The field of robotics is constantly progressing towards autonomy, so advanced tactile sensors are critical in enabling safe and dexterous interactions between the robot and its environment.
In the past, considerable progress was made in the field of tactile sensing. For example, camera-based tactile sensors are able to achieve microscale spatial resolution but are unfortunately limited to a small sensing area. Other tactile sensors, which have a larger sensing area, often have limited flexibility. Therefore, there is an urgent need for flexible, large area tactile sensor arrays that are capable of shear force sensing.
In this Advanced Materials Technologies article, Alexi Charalambides and Sarah Bergbreiter demonstrate for the first time a rapid manufacturing process and taxel geometry to create a large area, all-elastomer robot skin. This robot skin is the size of an adult human hand and features 12 contact resistance taxels with 41 electrical leads. Using these taxels the skin can detect normal and shear loads over a large area.

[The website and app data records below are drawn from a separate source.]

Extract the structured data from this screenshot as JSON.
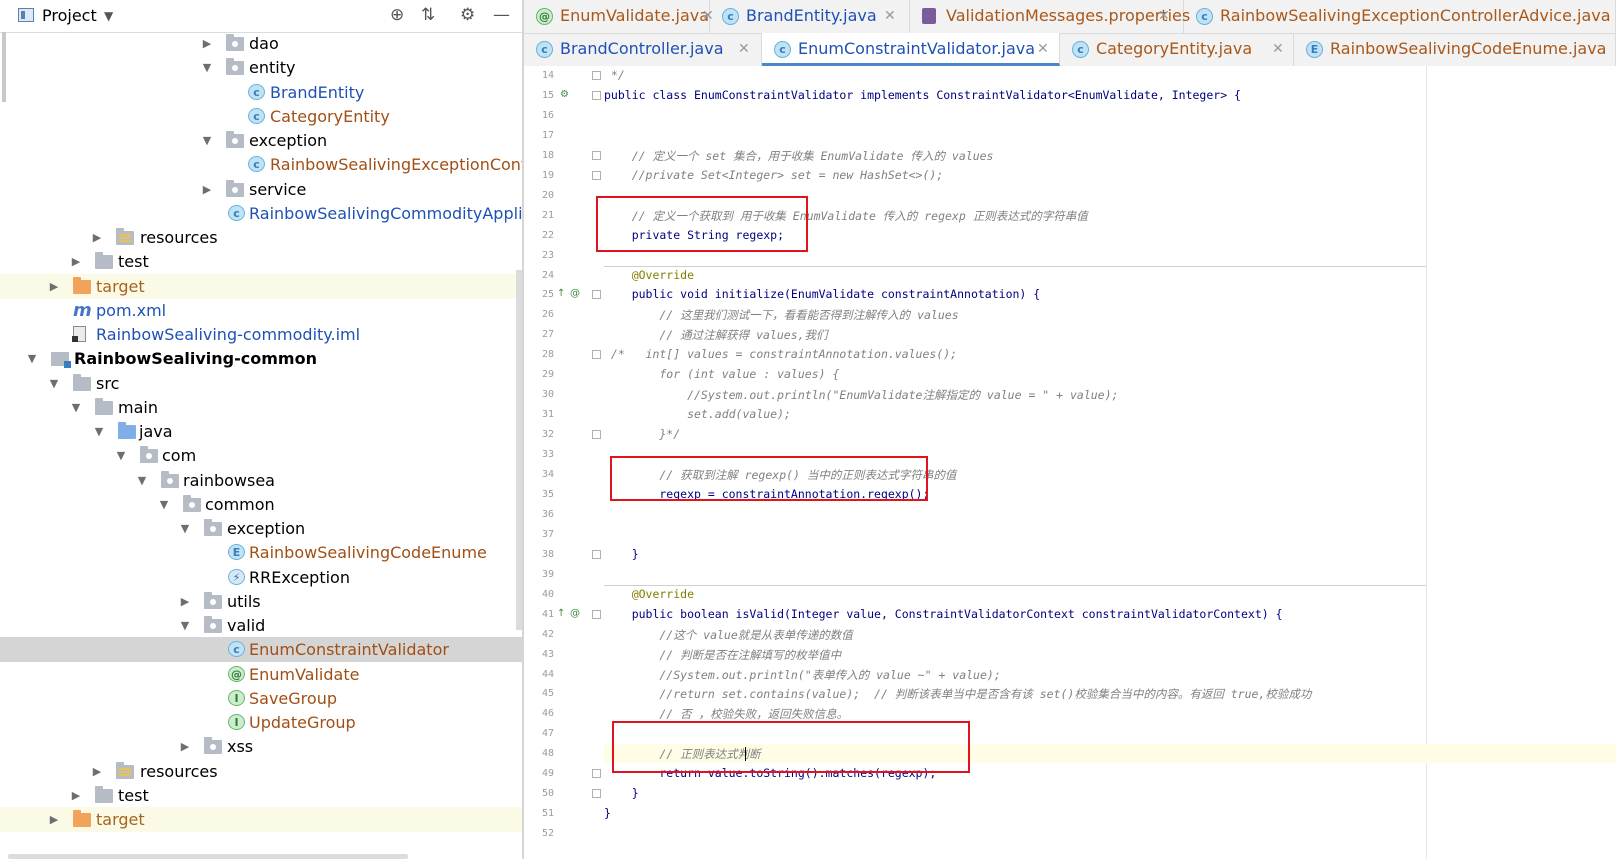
{
  "project_panel": {
    "title": "Project",
    "toolbar_icons": [
      "target-icon",
      "collapse-icon",
      "gear-icon",
      "minimize-icon"
    ],
    "tree": [
      {
        "label": "dao",
        "kind": "package",
        "expanded": false
      },
      {
        "label": "entity",
        "kind": "package",
        "expanded": true
      },
      {
        "label": "BrandEntity",
        "kind": "class"
      },
      {
        "label": "CategoryEntity",
        "kind": "class"
      },
      {
        "label": "exception",
        "kind": "package",
        "expanded": true
      },
      {
        "label": "RainbowSealivingExceptionContr",
        "kind": "class"
      },
      {
        "label": "service",
        "kind": "package",
        "expanded": false
      },
      {
        "label": "RainbowSealivingCommodityApplica",
        "kind": "spring-class"
      },
      {
        "label": "resources",
        "kind": "resources",
        "expanded": false
      },
      {
        "label": "test",
        "kind": "folder",
        "expanded": false
      },
      {
        "label": "target",
        "kind": "excluded-folder",
        "expanded": false
      },
      {
        "label": "pom.xml",
        "kind": "maven"
      },
      {
        "label": "RainbowSealiving-commodity.iml",
        "kind": "iml"
      },
      {
        "label": "RainbowSealiving-common",
        "kind": "module",
        "expanded": true
      },
      {
        "label": "src",
        "kind": "folder",
        "expanded": true
      },
      {
        "label": "main",
        "kind": "folder",
        "expanded": true
      },
      {
        "label": "java",
        "kind": "source-folder",
        "expanded": true
      },
      {
        "label": "com",
        "kind": "package",
        "expanded": true
      },
      {
        "label": "rainbowsea",
        "kind": "package",
        "expanded": true
      },
      {
        "label": "common",
        "kind": "package",
        "expanded": true
      },
      {
        "label": "exception",
        "kind": "package",
        "expanded": true
      },
      {
        "label": "RainbowSealivingCodeEnume",
        "kind": "enum"
      },
      {
        "label": "RRException",
        "kind": "exception-class"
      },
      {
        "label": "utils",
        "kind": "package",
        "expanded": false
      },
      {
        "label": "valid",
        "kind": "package",
        "expanded": true
      },
      {
        "label": "EnumConstraintValidator",
        "kind": "class",
        "selected": true
      },
      {
        "label": "EnumValidate",
        "kind": "annotation"
      },
      {
        "label": "SaveGroup",
        "kind": "interface"
      },
      {
        "label": "UpdateGroup",
        "kind": "interface"
      },
      {
        "label": "xss",
        "kind": "package",
        "expanded": false
      },
      {
        "label": "resources",
        "kind": "resources",
        "expanded": false
      },
      {
        "label": "test",
        "kind": "folder",
        "expanded": false
      },
      {
        "label": "target",
        "kind": "excluded-folder",
        "expanded": false
      }
    ]
  },
  "editor": {
    "tabs_row1": [
      {
        "label": "EnumValidate.java",
        "icon": "annotation-icon"
      },
      {
        "label": "BrandEntity.java",
        "icon": "class-icon"
      },
      {
        "label": "ValidationMessages.properties",
        "icon": "properties-icon"
      },
      {
        "label": "RainbowSealivingExceptionControllerAdvice.java",
        "icon": "class-icon"
      }
    ],
    "tabs_row2": [
      {
        "label": "BrandController.java",
        "icon": "class-icon"
      },
      {
        "label": "EnumConstraintValidator.java",
        "icon": "class-icon",
        "active": true
      },
      {
        "label": "CategoryEntity.java",
        "icon": "class-icon"
      },
      {
        "label": "RainbowSealivingCodeEnume.java",
        "icon": "enum-icon"
      }
    ],
    "close_glyph": "✕",
    "lines": [
      {
        "n": "14",
        "text": " */"
      },
      {
        "n": "15",
        "text": "public class EnumConstraintValidator implements ConstraintValidator<EnumValidate, Integer> {"
      },
      {
        "n": "16",
        "text": ""
      },
      {
        "n": "17",
        "text": ""
      },
      {
        "n": "18",
        "text": "    // 定义一个 set 集合，用于收集 EnumValidate 传入的 values"
      },
      {
        "n": "19",
        "text": "    //private Set<Integer> set = new HashSet<>();"
      },
      {
        "n": "20",
        "text": ""
      },
      {
        "n": "21",
        "text": "    // 定义一个获取到 用于收集 EnumValidate 传入的 regexp 正则表达式的字符串值"
      },
      {
        "n": "22",
        "text": "    private String regexp;"
      },
      {
        "n": "23",
        "text": ""
      },
      {
        "n": "24",
        "text": "    @Override"
      },
      {
        "n": "25",
        "text": "    public void initialize(EnumValidate constraintAnnotation) {"
      },
      {
        "n": "26",
        "text": "        // 这里我们测试一下，看看能否得到注解传入的 values"
      },
      {
        "n": "27",
        "text": "        // 通过注解获得 values,我们"
      },
      {
        "n": "28",
        "text": " /*   int[] values = constraintAnnotation.values();"
      },
      {
        "n": "29",
        "text": "        for (int value : values) {"
      },
      {
        "n": "30",
        "text": "            //System.out.println(\"EnumValidate注解指定的 value = \" + value);"
      },
      {
        "n": "31",
        "text": "            set.add(value);"
      },
      {
        "n": "32",
        "text": "        }*/"
      },
      {
        "n": "33",
        "text": ""
      },
      {
        "n": "34",
        "text": "        // 获取到注解 regexp() 当中的正则表达式字符串的值"
      },
      {
        "n": "35",
        "text": "        regexp = constraintAnnotation.regexp();"
      },
      {
        "n": "36",
        "text": ""
      },
      {
        "n": "37",
        "text": ""
      },
      {
        "n": "38",
        "text": "    }"
      },
      {
        "n": "39",
        "text": ""
      },
      {
        "n": "40",
        "text": "    @Override"
      },
      {
        "n": "41",
        "text": "    public boolean isValid(Integer value, ConstraintValidatorContext constraintValidatorContext) {"
      },
      {
        "n": "42",
        "text": "        //这个 value就是从表单传递的数值"
      },
      {
        "n": "43",
        "text": "        // 判断是否在注解填写的枚举值中"
      },
      {
        "n": "44",
        "text": "        //System.out.println(\"表单传入的 value ~\" + value);"
      },
      {
        "n": "45",
        "text": "        //return set.contains(value);  // 判断该表单当中是否含有该 set()校验集合当中的内容。有返回 true,校验成功"
      },
      {
        "n": "46",
        "text": "        // 否 ，校验失败，返回失败信息。"
      },
      {
        "n": "47",
        "text": ""
      },
      {
        "n": "48",
        "text": "        // 正则表达式判断"
      },
      {
        "n": "49",
        "text": "        return value.toString().matches(regexp);"
      },
      {
        "n": "50",
        "text": "    }"
      },
      {
        "n": "51",
        "text": "}"
      },
      {
        "n": "52",
        "text": ""
      }
    ]
  }
}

This work presents an essential contribution to accelerating the pace of elastomer-based sensor research.